## Records for the exercise:
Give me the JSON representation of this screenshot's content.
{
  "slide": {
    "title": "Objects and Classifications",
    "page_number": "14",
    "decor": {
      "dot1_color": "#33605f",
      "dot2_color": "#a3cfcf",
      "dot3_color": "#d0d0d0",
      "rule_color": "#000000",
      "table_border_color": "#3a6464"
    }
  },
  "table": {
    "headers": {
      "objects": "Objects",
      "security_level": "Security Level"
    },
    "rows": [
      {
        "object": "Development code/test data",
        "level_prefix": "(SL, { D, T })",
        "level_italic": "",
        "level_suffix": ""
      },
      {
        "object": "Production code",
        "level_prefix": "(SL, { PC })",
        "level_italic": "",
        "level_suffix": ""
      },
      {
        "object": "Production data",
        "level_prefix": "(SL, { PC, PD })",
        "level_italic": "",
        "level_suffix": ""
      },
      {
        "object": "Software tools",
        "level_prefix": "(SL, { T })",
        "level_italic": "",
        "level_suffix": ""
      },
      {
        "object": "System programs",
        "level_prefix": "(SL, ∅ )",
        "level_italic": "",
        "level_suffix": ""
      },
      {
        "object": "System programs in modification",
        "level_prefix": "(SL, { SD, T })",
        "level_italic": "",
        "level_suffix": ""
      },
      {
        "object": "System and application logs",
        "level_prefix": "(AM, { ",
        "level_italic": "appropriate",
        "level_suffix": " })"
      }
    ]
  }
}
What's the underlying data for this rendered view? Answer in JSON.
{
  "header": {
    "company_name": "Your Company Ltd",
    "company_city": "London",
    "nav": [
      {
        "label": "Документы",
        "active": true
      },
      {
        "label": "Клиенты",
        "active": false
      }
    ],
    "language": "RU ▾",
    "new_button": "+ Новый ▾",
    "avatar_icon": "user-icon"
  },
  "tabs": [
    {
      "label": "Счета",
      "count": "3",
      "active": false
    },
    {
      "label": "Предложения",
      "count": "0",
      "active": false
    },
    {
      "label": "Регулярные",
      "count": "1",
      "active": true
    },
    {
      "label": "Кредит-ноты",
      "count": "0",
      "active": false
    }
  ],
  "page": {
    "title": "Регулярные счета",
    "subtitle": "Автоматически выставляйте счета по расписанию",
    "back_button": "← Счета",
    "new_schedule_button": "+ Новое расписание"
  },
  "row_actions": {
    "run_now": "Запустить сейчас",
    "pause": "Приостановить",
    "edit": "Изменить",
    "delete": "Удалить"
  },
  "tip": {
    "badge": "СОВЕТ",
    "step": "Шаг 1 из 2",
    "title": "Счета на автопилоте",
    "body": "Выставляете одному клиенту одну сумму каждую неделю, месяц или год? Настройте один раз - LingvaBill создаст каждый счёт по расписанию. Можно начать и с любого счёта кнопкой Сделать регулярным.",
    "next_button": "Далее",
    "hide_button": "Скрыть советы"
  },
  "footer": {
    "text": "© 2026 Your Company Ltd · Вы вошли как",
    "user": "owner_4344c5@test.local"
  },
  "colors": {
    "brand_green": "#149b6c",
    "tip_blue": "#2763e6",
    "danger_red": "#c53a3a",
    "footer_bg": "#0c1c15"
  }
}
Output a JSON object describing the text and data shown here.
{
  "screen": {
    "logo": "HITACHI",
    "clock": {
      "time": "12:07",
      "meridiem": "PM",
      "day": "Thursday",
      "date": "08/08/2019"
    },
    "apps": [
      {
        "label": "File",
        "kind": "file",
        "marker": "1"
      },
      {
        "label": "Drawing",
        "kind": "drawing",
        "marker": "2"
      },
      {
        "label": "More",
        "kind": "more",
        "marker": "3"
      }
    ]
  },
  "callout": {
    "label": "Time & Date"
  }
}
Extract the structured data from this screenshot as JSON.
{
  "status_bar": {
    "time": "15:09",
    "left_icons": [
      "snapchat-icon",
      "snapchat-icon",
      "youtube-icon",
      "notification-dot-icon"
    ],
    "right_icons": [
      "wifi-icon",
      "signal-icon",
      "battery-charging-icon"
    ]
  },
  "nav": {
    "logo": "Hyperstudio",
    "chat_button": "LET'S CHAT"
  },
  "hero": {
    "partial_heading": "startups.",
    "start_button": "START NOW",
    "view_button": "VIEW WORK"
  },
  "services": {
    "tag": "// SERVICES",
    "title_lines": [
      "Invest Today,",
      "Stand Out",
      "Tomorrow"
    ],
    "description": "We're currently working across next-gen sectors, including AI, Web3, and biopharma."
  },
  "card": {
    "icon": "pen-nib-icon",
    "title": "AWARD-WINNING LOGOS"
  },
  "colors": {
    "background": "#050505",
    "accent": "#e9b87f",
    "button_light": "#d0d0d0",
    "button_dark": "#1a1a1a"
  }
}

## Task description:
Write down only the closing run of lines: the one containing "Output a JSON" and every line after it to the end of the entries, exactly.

## Written response:
Output a JSON object describing the text and data shown here.
{
  "screen": {
    "logo": "HITACHI",
    "clock": {
      "time": "12:07",
      "meridiem": "PM",
      "day": "Thursday",
      "date": "08/08/2019"
    },
    "apps": [
      {
        "label": "File",
        "kind": "file",
        "marker": "1"
      },
      {
        "label": "Drawing",
        "kind": "drawing",
        "marker": "2"
      },
      {
        "label": "More",
        "kind": "more",
        "marker": "3"
      }
    ]
  },
  "callout": {
    "label": "Time & Date"
  }
}
Extract the structured data from this screenshot as JSON.
{
  "status_bar": {
    "time": "15:09",
    "left_icons": [
      "snapchat-icon",
      "snapchat-icon",
      "youtube-icon",
      "notification-dot-icon"
    ],
    "right_icons": [
      "wifi-icon",
      "signal-icon",
      "battery-charging-icon"
    ]
  },
  "nav": {
    "logo": "Hyperstudio",
    "chat_button": "LET'S CHAT"
  },
  "hero": {
    "partial_heading": "startups.",
    "start_button": "START NOW",
    "view_button": "VIEW WORK"
  },
  "services": {
    "tag": "// SERVICES",
    "title_lines": [
      "Invest Today,",
      "Stand Out",
      "Tomorrow"
    ],
    "description": "We're currently working across next-gen sectors, including AI, Web3, and biopharma."
  },
  "card": {
    "icon": "pen-nib-icon",
    "title": "AWARD-WINNING LOGOS"
  },
  "colors": {
    "background": "#050505",
    "accent": "#e9b87f",
    "button_light": "#d0d0d0",
    "button_dark": "#1a1a1a"
  }
}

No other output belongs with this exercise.